BEGIN DATA FOR REVIEW

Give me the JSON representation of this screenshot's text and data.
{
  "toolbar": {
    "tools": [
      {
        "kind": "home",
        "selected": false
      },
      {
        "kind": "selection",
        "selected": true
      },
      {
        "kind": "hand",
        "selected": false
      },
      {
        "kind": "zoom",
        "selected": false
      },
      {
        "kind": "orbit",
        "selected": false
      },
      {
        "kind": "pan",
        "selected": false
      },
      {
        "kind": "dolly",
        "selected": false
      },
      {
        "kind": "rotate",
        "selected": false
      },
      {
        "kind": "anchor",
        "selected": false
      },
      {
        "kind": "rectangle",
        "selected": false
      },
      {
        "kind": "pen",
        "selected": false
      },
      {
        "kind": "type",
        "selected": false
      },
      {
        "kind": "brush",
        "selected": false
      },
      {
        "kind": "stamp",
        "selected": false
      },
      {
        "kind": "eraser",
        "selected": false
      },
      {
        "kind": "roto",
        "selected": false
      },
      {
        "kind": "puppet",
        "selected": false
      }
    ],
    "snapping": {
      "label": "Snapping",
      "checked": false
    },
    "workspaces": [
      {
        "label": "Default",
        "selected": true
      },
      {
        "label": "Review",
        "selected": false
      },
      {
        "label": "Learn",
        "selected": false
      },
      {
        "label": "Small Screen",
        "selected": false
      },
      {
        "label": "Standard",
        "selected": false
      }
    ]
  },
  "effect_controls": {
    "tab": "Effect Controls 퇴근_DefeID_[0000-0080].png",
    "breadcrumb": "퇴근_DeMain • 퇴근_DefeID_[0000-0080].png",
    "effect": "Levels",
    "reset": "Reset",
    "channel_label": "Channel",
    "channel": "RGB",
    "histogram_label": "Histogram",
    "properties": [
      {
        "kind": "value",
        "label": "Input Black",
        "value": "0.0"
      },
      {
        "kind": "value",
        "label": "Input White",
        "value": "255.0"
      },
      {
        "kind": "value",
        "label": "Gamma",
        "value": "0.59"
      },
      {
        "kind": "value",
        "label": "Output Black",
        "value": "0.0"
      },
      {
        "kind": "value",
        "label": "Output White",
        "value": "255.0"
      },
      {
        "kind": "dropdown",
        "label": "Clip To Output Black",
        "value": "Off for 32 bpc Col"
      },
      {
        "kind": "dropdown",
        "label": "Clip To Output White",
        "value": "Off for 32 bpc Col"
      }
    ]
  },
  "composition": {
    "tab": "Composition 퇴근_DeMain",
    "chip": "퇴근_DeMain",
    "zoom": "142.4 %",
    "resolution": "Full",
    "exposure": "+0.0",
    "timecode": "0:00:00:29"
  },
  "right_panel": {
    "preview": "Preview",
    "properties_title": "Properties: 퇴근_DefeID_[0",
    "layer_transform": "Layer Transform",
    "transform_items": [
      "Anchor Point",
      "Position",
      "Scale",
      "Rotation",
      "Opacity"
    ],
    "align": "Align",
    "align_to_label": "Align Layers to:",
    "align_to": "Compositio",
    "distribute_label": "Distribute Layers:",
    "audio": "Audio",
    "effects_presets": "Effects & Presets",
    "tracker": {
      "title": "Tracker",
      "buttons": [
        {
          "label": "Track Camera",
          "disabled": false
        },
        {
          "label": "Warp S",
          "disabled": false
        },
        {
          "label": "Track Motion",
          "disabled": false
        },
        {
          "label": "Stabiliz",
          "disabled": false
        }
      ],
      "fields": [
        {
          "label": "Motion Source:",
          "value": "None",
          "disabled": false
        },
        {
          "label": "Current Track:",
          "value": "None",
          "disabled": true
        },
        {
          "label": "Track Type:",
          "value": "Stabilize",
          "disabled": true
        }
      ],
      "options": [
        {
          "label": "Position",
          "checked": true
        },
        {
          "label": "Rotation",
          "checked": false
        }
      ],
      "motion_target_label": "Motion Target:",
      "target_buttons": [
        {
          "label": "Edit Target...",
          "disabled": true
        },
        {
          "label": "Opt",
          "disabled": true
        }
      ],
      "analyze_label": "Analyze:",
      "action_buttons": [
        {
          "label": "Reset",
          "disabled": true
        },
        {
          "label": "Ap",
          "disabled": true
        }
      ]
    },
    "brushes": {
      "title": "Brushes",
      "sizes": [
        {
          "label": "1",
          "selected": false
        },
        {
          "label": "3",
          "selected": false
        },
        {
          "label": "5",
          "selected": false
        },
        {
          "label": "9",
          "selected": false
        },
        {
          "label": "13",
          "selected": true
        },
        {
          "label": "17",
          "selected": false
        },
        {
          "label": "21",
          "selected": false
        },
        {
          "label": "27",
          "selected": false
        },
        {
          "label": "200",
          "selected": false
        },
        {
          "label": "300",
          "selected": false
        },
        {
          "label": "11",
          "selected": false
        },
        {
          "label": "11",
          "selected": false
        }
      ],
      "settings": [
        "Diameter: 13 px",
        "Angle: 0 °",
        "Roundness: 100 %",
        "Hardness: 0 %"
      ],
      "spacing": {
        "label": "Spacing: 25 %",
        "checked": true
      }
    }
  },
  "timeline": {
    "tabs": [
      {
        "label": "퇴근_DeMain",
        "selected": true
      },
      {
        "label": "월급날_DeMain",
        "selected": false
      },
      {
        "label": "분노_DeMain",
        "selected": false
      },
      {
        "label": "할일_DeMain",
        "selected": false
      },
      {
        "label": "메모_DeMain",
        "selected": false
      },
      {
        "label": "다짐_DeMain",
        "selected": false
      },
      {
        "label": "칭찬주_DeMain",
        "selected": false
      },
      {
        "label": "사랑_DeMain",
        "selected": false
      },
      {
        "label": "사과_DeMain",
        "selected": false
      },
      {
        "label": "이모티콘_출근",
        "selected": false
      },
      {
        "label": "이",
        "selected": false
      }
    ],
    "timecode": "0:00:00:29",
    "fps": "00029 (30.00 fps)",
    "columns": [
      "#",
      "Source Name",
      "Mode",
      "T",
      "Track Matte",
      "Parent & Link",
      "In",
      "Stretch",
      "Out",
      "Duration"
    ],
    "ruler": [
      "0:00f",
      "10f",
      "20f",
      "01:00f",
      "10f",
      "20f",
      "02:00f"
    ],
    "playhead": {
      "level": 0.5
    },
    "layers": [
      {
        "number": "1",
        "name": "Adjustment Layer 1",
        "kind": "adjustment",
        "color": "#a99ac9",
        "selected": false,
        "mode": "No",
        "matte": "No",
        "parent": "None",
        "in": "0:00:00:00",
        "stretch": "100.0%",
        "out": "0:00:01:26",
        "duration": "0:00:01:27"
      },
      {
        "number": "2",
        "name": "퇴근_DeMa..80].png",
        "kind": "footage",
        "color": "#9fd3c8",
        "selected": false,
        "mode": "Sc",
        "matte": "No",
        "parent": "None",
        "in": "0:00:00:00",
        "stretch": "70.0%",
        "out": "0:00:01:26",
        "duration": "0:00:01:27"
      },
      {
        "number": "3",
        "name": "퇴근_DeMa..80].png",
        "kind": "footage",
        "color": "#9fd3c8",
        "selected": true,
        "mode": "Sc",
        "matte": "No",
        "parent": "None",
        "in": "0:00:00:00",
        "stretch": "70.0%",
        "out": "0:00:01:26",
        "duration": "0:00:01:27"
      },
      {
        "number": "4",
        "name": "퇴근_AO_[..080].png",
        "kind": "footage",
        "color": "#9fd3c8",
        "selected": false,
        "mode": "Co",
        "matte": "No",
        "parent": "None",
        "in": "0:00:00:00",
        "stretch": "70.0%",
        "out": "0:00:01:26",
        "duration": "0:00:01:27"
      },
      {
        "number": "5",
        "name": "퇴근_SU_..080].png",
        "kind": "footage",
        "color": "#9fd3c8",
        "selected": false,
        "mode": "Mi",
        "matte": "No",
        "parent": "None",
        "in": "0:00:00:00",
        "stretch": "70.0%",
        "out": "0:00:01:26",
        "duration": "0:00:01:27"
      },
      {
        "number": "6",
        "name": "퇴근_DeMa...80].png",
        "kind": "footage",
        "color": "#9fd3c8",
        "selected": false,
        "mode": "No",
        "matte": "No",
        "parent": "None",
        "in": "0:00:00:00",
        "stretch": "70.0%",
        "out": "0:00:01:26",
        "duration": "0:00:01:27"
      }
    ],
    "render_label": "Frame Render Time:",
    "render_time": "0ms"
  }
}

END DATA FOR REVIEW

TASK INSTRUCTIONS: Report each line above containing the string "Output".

YOUR SOLUTION:
        "label": "Output Black",
        "label": "Output White",
        "label": "Clip To Output Black",
        "label": "Clip To Output White",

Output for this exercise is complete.